Source data:
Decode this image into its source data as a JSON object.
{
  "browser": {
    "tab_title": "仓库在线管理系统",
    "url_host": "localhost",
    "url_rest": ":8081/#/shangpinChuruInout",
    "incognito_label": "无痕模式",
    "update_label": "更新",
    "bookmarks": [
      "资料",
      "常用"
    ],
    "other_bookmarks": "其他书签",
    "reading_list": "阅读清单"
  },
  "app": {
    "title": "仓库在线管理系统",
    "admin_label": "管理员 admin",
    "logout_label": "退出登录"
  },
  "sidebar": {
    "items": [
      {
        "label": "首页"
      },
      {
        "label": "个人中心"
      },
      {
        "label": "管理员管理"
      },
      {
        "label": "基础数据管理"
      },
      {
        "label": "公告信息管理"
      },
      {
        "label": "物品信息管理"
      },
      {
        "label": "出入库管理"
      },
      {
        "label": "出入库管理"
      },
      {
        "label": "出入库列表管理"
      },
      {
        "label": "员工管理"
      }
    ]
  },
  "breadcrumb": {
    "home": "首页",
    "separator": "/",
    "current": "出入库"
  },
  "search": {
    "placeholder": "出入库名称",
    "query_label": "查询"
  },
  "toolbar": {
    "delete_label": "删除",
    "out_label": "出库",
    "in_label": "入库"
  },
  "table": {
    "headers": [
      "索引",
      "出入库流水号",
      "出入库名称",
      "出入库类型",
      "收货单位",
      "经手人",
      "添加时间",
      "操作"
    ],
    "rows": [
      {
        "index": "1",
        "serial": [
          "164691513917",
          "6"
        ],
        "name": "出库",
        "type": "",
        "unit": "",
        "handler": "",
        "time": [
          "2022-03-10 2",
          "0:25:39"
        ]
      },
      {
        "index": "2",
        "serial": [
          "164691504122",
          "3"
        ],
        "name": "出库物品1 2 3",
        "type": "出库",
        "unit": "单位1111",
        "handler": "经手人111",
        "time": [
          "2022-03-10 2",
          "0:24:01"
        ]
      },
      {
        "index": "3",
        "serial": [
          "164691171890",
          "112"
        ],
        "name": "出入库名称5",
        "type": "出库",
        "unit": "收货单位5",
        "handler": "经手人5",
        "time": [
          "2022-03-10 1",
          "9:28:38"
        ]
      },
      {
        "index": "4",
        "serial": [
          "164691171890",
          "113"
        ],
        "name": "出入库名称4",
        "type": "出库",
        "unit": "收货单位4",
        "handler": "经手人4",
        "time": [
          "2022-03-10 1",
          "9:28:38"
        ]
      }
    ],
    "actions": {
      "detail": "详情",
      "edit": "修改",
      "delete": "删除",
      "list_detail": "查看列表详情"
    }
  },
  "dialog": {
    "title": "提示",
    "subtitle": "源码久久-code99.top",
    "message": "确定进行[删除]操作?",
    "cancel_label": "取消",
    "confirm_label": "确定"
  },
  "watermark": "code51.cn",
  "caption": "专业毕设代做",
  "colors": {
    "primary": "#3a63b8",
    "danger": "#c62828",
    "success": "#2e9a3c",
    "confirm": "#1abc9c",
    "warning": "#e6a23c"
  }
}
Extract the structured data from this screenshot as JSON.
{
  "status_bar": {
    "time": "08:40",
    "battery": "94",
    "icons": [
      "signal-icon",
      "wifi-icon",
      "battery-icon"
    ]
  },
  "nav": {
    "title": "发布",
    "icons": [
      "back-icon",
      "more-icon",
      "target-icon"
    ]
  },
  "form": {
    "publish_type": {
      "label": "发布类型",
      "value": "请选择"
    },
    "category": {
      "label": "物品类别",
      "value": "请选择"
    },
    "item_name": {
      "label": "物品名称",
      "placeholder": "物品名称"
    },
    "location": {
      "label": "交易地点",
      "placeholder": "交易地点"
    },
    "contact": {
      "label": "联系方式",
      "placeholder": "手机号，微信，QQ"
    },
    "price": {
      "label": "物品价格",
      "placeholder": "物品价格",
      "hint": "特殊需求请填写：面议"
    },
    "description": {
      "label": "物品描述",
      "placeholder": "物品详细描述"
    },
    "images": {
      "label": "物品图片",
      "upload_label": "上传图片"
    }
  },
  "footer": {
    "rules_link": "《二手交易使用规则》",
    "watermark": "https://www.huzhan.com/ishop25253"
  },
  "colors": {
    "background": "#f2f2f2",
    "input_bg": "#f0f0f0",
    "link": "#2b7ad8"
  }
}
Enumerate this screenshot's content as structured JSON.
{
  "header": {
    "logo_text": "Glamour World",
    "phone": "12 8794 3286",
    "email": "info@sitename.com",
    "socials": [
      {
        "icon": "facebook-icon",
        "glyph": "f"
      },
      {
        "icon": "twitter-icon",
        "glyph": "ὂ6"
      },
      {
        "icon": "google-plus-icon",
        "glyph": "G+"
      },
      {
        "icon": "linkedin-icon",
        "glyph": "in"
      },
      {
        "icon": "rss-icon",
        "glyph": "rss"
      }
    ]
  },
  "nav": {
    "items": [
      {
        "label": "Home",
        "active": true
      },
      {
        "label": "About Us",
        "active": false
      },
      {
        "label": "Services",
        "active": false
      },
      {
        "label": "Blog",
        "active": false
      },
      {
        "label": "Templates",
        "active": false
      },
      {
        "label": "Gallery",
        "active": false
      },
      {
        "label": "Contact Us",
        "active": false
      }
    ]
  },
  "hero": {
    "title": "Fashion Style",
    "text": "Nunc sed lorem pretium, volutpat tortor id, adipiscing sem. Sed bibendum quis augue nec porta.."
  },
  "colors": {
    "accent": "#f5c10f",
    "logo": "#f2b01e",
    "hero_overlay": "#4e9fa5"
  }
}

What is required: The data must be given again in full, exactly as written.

Solution to this problem:
Decode this image into its source data as a JSON object.
{
  "browser": {
    "tab_title": "仓库在线管理系统",
    "url_host": "localhost",
    "url_rest": ":8081/#/shangpinChuruInout",
    "incognito_label": "无痕模式",
    "update_label": "更新",
    "bookmarks": [
      "资料",
      "常用"
    ],
    "other_bookmarks": "其他书签",
    "reading_list": "阅读清单"
  },
  "app": {
    "title": "仓库在线管理系统",
    "admin_label": "管理员 admin",
    "logout_label": "退出登录"
  },
  "sidebar": {
    "items": [
      {
        "label": "首页"
      },
      {
        "label": "个人中心"
      },
      {
        "label": "管理员管理"
      },
      {
        "label": "基础数据管理"
      },
      {
        "label": "公告信息管理"
      },
      {
        "label": "物品信息管理"
      },
      {
        "label": "出入库管理"
      },
      {
        "label": "出入库管理"
      },
      {
        "label": "出入库列表管理"
      },
      {
        "label": "员工管理"
      }
    ]
  },
  "breadcrumb": {
    "home": "首页",
    "separator": "/",
    "current": "出入库"
  },
  "search": {
    "placeholder": "出入库名称",
    "query_label": "查询"
  },
  "toolbar": {
    "delete_label": "删除",
    "out_label": "出库",
    "in_label": "入库"
  },
  "table": {
    "headers": [
      "索引",
      "出入库流水号",
      "出入库名称",
      "出入库类型",
      "收货单位",
      "经手人",
      "添加时间",
      "操作"
    ],
    "rows": [
      {
        "index": "1",
        "serial": [
          "164691513917",
          "6"
        ],
        "name": "出库",
        "type": "",
        "unit": "",
        "handler": "",
        "time": [
          "2022-03-10 2",
          "0:25:39"
        ]
      },
      {
        "index": "2",
        "serial": [
          "164691504122",
          "3"
        ],
        "name": "出库物品1 2 3",
        "type": "出库",
        "unit": "单位1111",
        "handler": "经手人111",
        "time": [
          "2022-03-10 2",
          "0:24:01"
        ]
      },
      {
        "index": "3",
        "serial": [
          "164691171890",
          "112"
        ],
        "name": "出入库名称5",
        "type": "出库",
        "unit": "收货单位5",
        "handler": "经手人5",
        "time": [
          "2022-03-10 1",
          "9:28:38"
        ]
      },
      {
        "index": "4",
        "serial": [
          "164691171890",
          "113"
        ],
        "name": "出入库名称4",
        "type": "出库",
        "unit": "收货单位4",
        "handler": "经手人4",
        "time": [
          "2022-03-10 1",
          "9:28:38"
        ]
      }
    ],
    "actions": {
      "detail": "详情",
      "edit": "修改",
      "delete": "删除",
      "list_detail": "查看列表详情"
    }
  },
  "dialog": {
    "title": "提示",
    "subtitle": "源码久久-code99.top",
    "message": "确定进行[删除]操作?",
    "cancel_label": "取消",
    "confirm_label": "确定"
  },
  "watermark": "code51.cn",
  "caption": "专业毕设代做",
  "colors": {
    "primary": "#3a63b8",
    "danger": "#c62828",
    "success": "#2e9a3c",
    "confirm": "#1abc9c",
    "warning": "#e6a23c"
  }
}
Extract the structured data from this screenshot as JSON.
{
  "status_bar": {
    "time": "08:40",
    "battery": "94",
    "icons": [
      "signal-icon",
      "wifi-icon",
      "battery-icon"
    ]
  },
  "nav": {
    "title": "发布",
    "icons": [
      "back-icon",
      "more-icon",
      "target-icon"
    ]
  },
  "form": {
    "publish_type": {
      "label": "发布类型",
      "value": "请选择"
    },
    "category": {
      "label": "物品类别",
      "value": "请选择"
    },
    "item_name": {
      "label": "物品名称",
      "placeholder": "物品名称"
    },
    "location": {
      "label": "交易地点",
      "placeholder": "交易地点"
    },
    "contact": {
      "label": "联系方式",
      "placeholder": "手机号，微信，QQ"
    },
    "price": {
      "label": "物品价格",
      "placeholder": "物品价格",
      "hint": "特殊需求请填写：面议"
    },
    "description": {
      "label": "物品描述",
      "placeholder": "物品详细描述"
    },
    "images": {
      "label": "物品图片",
      "upload_label": "上传图片"
    }
  },
  "footer": {
    "rules_link": "《二手交易使用规则》",
    "watermark": "https://www.huzhan.com/ishop25253"
  },
  "colors": {
    "background": "#f2f2f2",
    "input_bg": "#f0f0f0",
    "link": "#2b7ad8"
  }
}
Enumerate this screenshot's content as structured JSON.
{
  "header": {
    "logo_text": "Glamour World",
    "phone": "12 8794 3286",
    "email": "info@sitename.com",
    "socials": [
      {
        "icon": "facebook-icon",
        "glyph": "f"
      },
      {
        "icon": "twitter-icon",
        "glyph": "ὂ6"
      },
      {
        "icon": "google-plus-icon",
        "glyph": "G+"
      },
      {
        "icon": "linkedin-icon",
        "glyph": "in"
      },
      {
        "icon": "rss-icon",
        "glyph": "rss"
      }
    ]
  },
  "nav": {
    "items": [
      {
        "label": "Home",
        "active": true
      },
      {
        "label": "About Us",
        "active": false
      },
      {
        "label": "Services",
        "active": false
      },
      {
        "label": "Blog",
        "active": false
      },
      {
        "label": "Templates",
        "active": false
      },
      {
        "label": "Gallery",
        "active": false
      },
      {
        "label": "Contact Us",
        "active": false
      }
    ]
  },
  "hero": {
    "title": "Fashion Style",
    "text": "Nunc sed lorem pretium, volutpat tortor id, adipiscing sem. Sed bibendum quis augue nec porta.."
  },
  "colors": {
    "accent": "#f5c10f",
    "logo": "#f2b01e",
    "hero_overlay": "#4e9fa5"
  }
}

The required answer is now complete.